Thursday 30th of March 2017
I am now two years out and BC free! Yeah Boobies! I am not chronic, nor plan to be! You asked the one question that I also ponder a lot: "If the medical community views breast cancer as a chronic disease that can be managed, is the effort towards a cure really all that important?" As a second part of that question, I ask, "do you realize how many people would be out of jobs if the cure for breast cancer was discovered?" Sometimes I think they are doing just enough to keep us hanging and to keep their jobs. This comes from a BC survivor who works for a very large pharmaceutical company with a drug on the market for metastatic breast cancer. I honestly think they do just enough to make us think they are looking for a cure, but not enough to cure it for the reason I mentioned above.
Thursday 30th of March 2017
You and I are coming from the same place: as ones who have walked this path. I'm sure your unwanted education into all things breast cancer has been as horrifying as mine. I honestly don't know that we'll ever see an end to this disease. I understand it's complicated and that it's a difficult fight, but I will not be put into the chronic disease column.
So happy for your two year mark (me too!).
Aletha Oglesby, M.D.
Wednesday 22nd of March 2017
Your points are well spoken. I have been a family medicine physician for 38 years and cancer treatment of all kinds has changed much in that time. I think the idea of cancer being a "chronic disease" is in contrast to it being a "terminal disease" like it often was 40 years ago. Fortunately, that has changed. Certainly someone who has been treated for and recovered from cancer usually needs to have periodic monitoring, but I would not call that "chronic". Someone still undergoing active treatment of any kind, even if the cancer is not detectable, could legitimately be called chronic. Sometimes the language we use in medicine reflects the way we understand and approach patient care. We physicians are individuals like everyone else, and we don't all think the same way. Perhaps thinking of breast cancer as a chronic disease helps that physician remain diligent in follow up monitoring. Thanks for sharing your insights.

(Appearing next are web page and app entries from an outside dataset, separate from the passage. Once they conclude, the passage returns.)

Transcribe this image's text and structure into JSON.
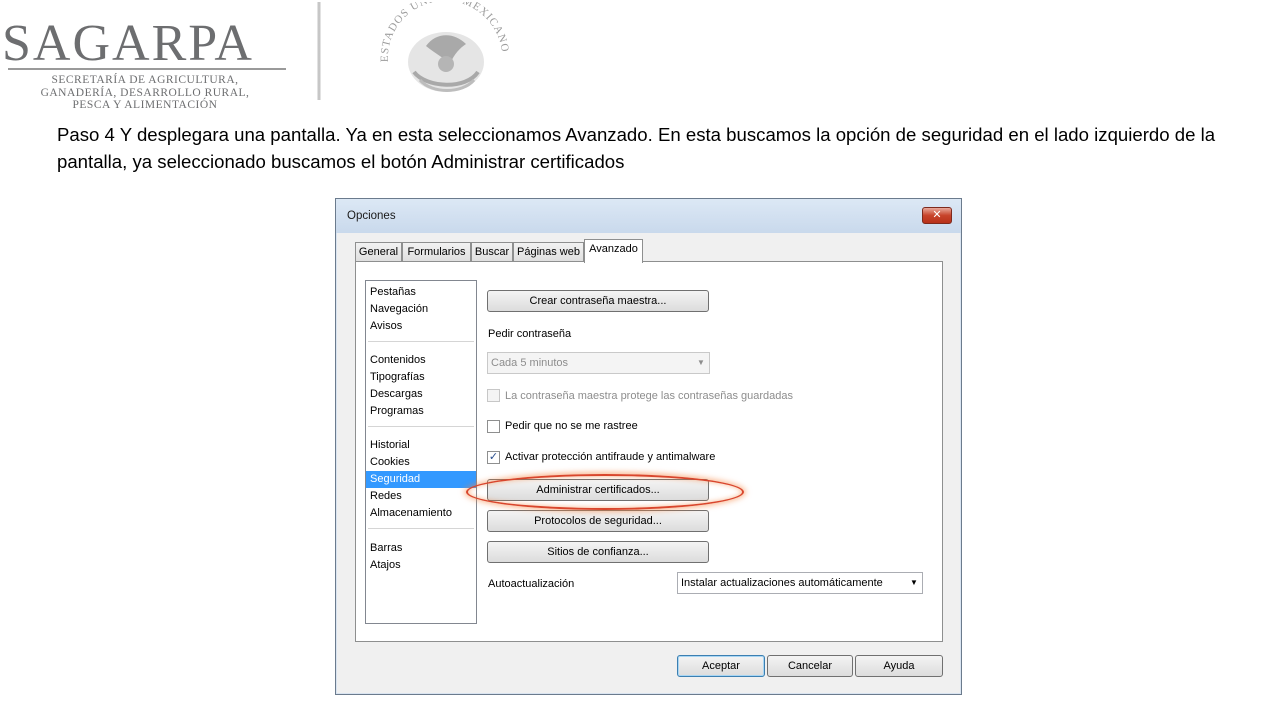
{
  "header": {
    "logo_text": "SAGARPA",
    "logo_subtitle": [
      "SECRETARÍA DE AGRICULTURA,",
      "GANADERÍA, DESARROLLO RURAL,",
      "PESCA Y ALIMENTACIÓN"
    ],
    "seal_text": "ESTADOS UNIDOS MEXICANOS"
  },
  "instruction": "Paso 4 Y desplegara una pantalla. Ya en esta seleccionamos  Avanzado. En esta buscamos la opción de seguridad en el lado izquierdo de la pantalla, ya seleccionado buscamos  el botón Administrar certificados",
  "dialog": {
    "title": "Opciones",
    "close_symbol": "✕",
    "tabs": [
      "General",
      "Formularios",
      "Buscar",
      "Páginas web",
      "Avanzado"
    ],
    "active_tab": "Avanzado",
    "categories": [
      "Pestañas",
      "Navegación",
      "Avisos",
      "Contenidos",
      "Tipografías",
      "Descargas",
      "Programas",
      "Historial",
      "Cookies",
      "Seguridad",
      "Redes",
      "Almacenamiento",
      "Barras",
      "Atajos"
    ],
    "selected_category": "Seguridad",
    "master_password_button": "Crear contraseña maestra...",
    "ask_password_label": "Pedir contraseña",
    "ask_password_value": "Cada 5 minutos",
    "checkbox_master_protect": {
      "label": "La contraseña maestra protege las contraseñas guardadas",
      "checked": false,
      "enabled": false
    },
    "checkbox_do_not_track": {
      "label": "Pedir que no se me rastree",
      "checked": false,
      "enabled": true
    },
    "checkbox_fraud_protection": {
      "label": "Activar protección antifraude y antimalware",
      "checked": true,
      "enabled": true
    },
    "manage_certificates_button": "Administrar certificados...",
    "security_protocols_button": "Protocolos de seguridad...",
    "trusted_sites_button": "Sitios de confianza...",
    "auto_update_label": "Autoactualización",
    "auto_update_value": "Instalar actualizaciones automáticamente",
    "combo_arrow": "▼",
    "check_mark": "✓",
    "footer": {
      "ok": "Aceptar",
      "cancel": "Cancelar",
      "help": "Ayuda"
    }
  },
  "colors": {
    "selection": "#3399ff",
    "highlight_ring": "#d9462c",
    "logo_gray": "#6d6e70"
  }
}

Friday 24th of March 2017
Aletha - Thank you for your insight and perspective. I agree on all points and I understand the idea behind labeling cancer as a chronic disease, especially in the follow-up phase. And there's where I draw my line. (ha- makes me twitchy!)

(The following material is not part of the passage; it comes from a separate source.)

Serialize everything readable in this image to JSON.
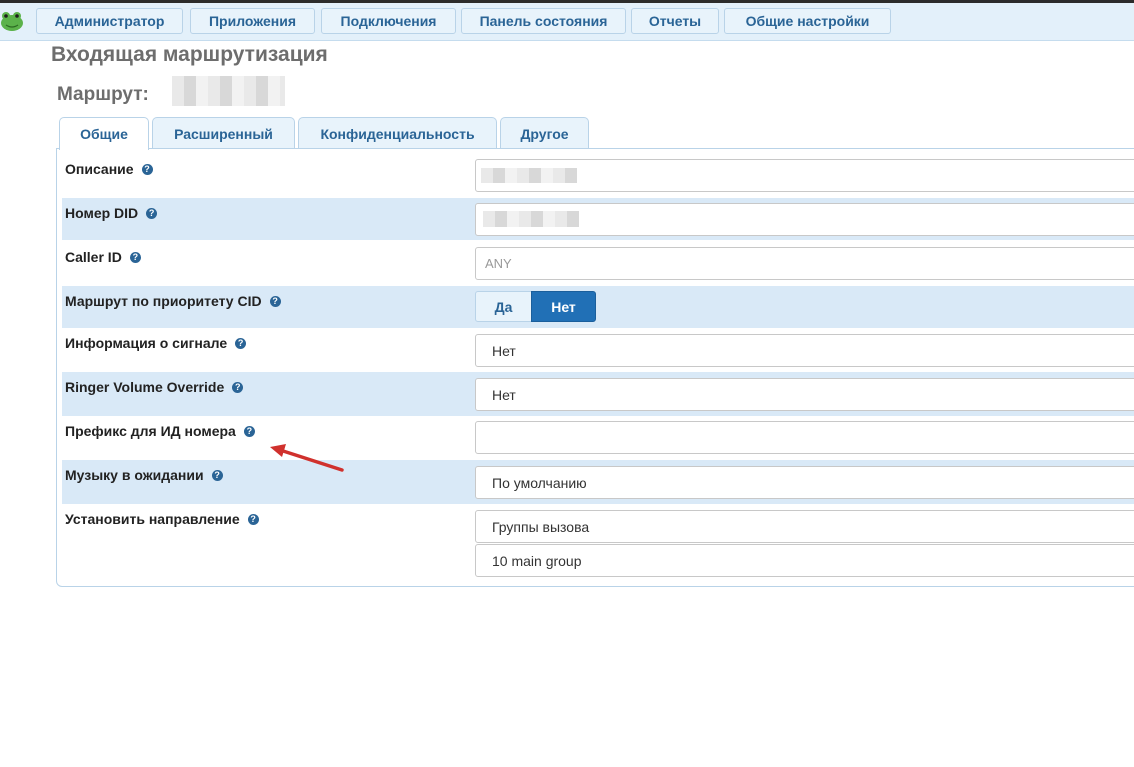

I loved that you came her and offered your experience. Thank you.